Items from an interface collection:

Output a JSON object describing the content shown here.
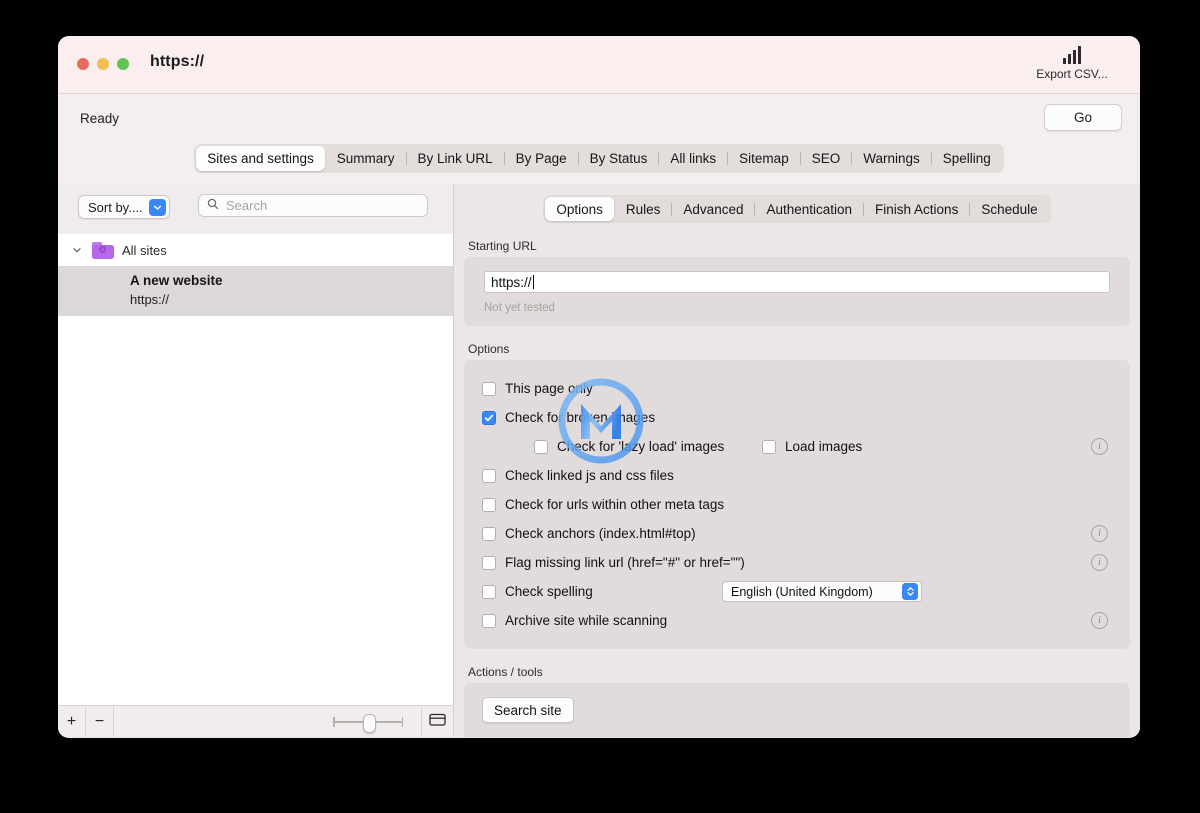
{
  "window": {
    "title": "https://",
    "traffic_lights": [
      "close",
      "minimize",
      "zoom"
    ]
  },
  "toolbar": {
    "export_label": "Export CSV...",
    "export_icon": "bar-chart-icon"
  },
  "status_bar": {
    "status": "Ready",
    "go_label": "Go"
  },
  "main_tabs": [
    {
      "label": "Sites and settings",
      "active": true
    },
    {
      "label": "Summary",
      "active": false
    },
    {
      "label": "By Link URL",
      "active": false
    },
    {
      "label": "By Page",
      "active": false
    },
    {
      "label": "By Status",
      "active": false
    },
    {
      "label": "All links",
      "active": false
    },
    {
      "label": "Sitemap",
      "active": false
    },
    {
      "label": "SEO",
      "active": false
    },
    {
      "label": "Warnings",
      "active": false
    },
    {
      "label": "Spelling",
      "active": false
    }
  ],
  "sidebar": {
    "sort_button_label": "Sort by....",
    "sort_icon": "chevron-down-icon",
    "search_placeholder": "Search",
    "search_value": "",
    "search_icon": "search-icon",
    "group": {
      "label": "All sites",
      "icon": "folder-gear-icon",
      "disclosure": "chevron-down-icon",
      "expanded": true
    },
    "sites": [
      {
        "name": "A new website",
        "url": "https://",
        "selected": true
      }
    ],
    "bottom_bar": {
      "add_label": "+",
      "remove_label": "−",
      "folder_icon": "folder-icon",
      "zoom_slider_value": 50
    }
  },
  "inner_tabs": [
    {
      "label": "Options",
      "active": true
    },
    {
      "label": "Rules",
      "active": false
    },
    {
      "label": "Advanced",
      "active": false
    },
    {
      "label": "Authentication",
      "active": false
    },
    {
      "label": "Finish Actions",
      "active": false
    },
    {
      "label": "Schedule",
      "active": false
    }
  ],
  "starting_url_section": {
    "label": "Starting URL",
    "value": "https://",
    "note": "Not yet tested"
  },
  "options_section": {
    "label": "Options",
    "rows": [
      {
        "label": "This page only",
        "checked": false,
        "info": false,
        "indent": false
      },
      {
        "label": "Check for broken images",
        "checked": true,
        "info": false,
        "indent": false
      },
      {
        "label": "Check for 'lazy load' images",
        "checked": false,
        "info": false,
        "indent": true
      },
      {
        "label": "Check linked js and css files",
        "checked": false,
        "info": false,
        "indent": false
      },
      {
        "label": "Check for urls within other meta tags",
        "checked": false,
        "info": false,
        "indent": false
      },
      {
        "label": "Check anchors (index.html#top)",
        "checked": false,
        "info": true,
        "indent": false
      },
      {
        "label": "Flag missing link url (href=\"#\" or href=\"\")",
        "checked": false,
        "info": true,
        "indent": false
      },
      {
        "label": "Check spelling",
        "checked": false,
        "info": false,
        "indent": false
      },
      {
        "label": "Archive site while scanning",
        "checked": false,
        "info": true,
        "indent": false
      }
    ],
    "load_images": {
      "label": "Load images",
      "checked": false,
      "info": true
    },
    "spelling_language": {
      "value": "English (United Kingdom)",
      "stepper_icon": "up-down-stepper-icon"
    }
  },
  "actions_section": {
    "label": "Actions / tools",
    "search_site_label": "Search site"
  },
  "watermark": {
    "name": "m-logo-watermark",
    "letter": "M"
  },
  "colors": {
    "accent_blue": "#3a87f7",
    "titlebar_pink": "#faeeee",
    "window_bg": "#ebe7e6",
    "folder_purple": "#b569e8",
    "selection_gray": "#dcd8d7"
  }
}
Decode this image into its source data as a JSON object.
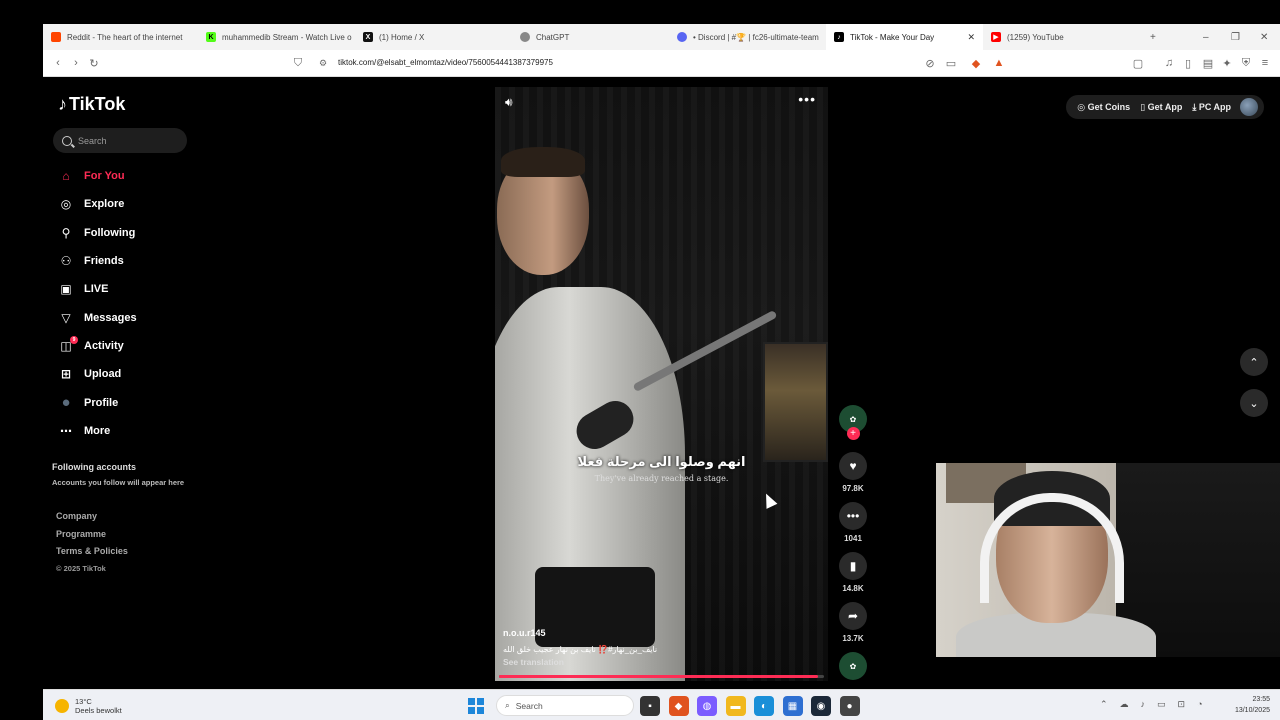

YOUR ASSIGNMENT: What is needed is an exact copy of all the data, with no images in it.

RESULT OF THIS TASK:
Output a JSON object describing the content shown here.
{
  "window": {
    "title": "https://",
    "traffic_lights": [
      "close",
      "minimize",
      "zoom"
    ]
  },
  "toolbar": {
    "export_label": "Export CSV...",
    "export_icon": "bar-chart-icon"
  },
  "status_bar": {
    "status": "Ready",
    "go_label": "Go"
  },
  "main_tabs": [
    {
      "label": "Sites and settings",
      "active": true
    },
    {
      "label": "Summary",
      "active": false
    },
    {
      "label": "By Link URL",
      "active": false
    },
    {
      "label": "By Page",
      "active": false
    },
    {
      "label": "By Status",
      "active": false
    },
    {
      "label": "All links",
      "active": false
    },
    {
      "label": "Sitemap",
      "active": false
    },
    {
      "label": "SEO",
      "active": false
    },
    {
      "label": "Warnings",
      "active": false
    },
    {
      "label": "Spelling",
      "active": false
    }
  ],
  "sidebar": {
    "sort_button_label": "Sort by....",
    "sort_icon": "chevron-down-icon",
    "search_placeholder": "Search",
    "search_value": "",
    "search_icon": "search-icon",
    "group": {
      "label": "All sites",
      "icon": "folder-gear-icon",
      "disclosure": "chevron-down-icon",
      "expanded": true
    },
    "sites": [
      {
        "name": "A new website",
        "url": "https://",
        "selected": true
      }
    ],
    "bottom_bar": {
      "add_label": "+",
      "remove_label": "−",
      "folder_icon": "folder-icon",
      "zoom_slider_value": 50
    }
  },
  "inner_tabs": [
    {
      "label": "Options",
      "active": true
    },
    {
      "label": "Rules",
      "active": false
    },
    {
      "label": "Advanced",
      "active": false
    },
    {
      "label": "Authentication",
      "active": false
    },
    {
      "label": "Finish Actions",
      "active": false
    },
    {
      "label": "Schedule",
      "active": false
    }
  ],
  "starting_url_section": {
    "label": "Starting URL",
    "value": "https://",
    "note": "Not yet tested"
  },
  "options_section": {
    "label": "Options",
    "rows": [
      {
        "label": "This page only",
        "checked": false,
        "info": false,
        "indent": false
      },
      {
        "label": "Check for broken images",
        "checked": true,
        "info": false,
        "indent": false
      },
      {
        "label": "Check for 'lazy load' images",
        "checked": false,
        "info": false,
        "indent": true
      },
      {
        "label": "Check linked js and css files",
        "checked": false,
        "info": false,
        "indent": false
      },
      {
        "label": "Check for urls within other meta tags",
        "checked": false,
        "info": false,
        "indent": false
      },
      {
        "label": "Check anchors (index.html#top)",
        "checked": false,
        "info": true,
        "indent": false
      },
      {
        "label": "Flag missing link url (href=\"#\" or href=\"\")",
        "checked": false,
        "info": true,
        "indent": false
      },
      {
        "label": "Check spelling",
        "checked": false,
        "info": false,
        "indent": false
      },
      {
        "label": "Archive site while scanning",
        "checked": false,
        "info": true,
        "indent": false
      }
    ],
    "load_images": {
      "label": "Load images",
      "checked": false,
      "info": true
    },
    "spelling_language": {
      "value": "English (United Kingdom)",
      "stepper_icon": "up-down-stepper-icon"
    }
  },
  "actions_section": {
    "label": "Actions / tools",
    "search_site_label": "Search site"
  },
  "watermark": {
    "name": "m-logo-watermark",
    "letter": "M"
  },
  "colors": {
    "accent_blue": "#3a87f7",
    "titlebar_pink": "#faeeee",
    "window_bg": "#ebe7e6",
    "folder_purple": "#b569e8",
    "selection_gray": "#dcd8d7"
  }
}
Decode this image into its source data as a JSON object.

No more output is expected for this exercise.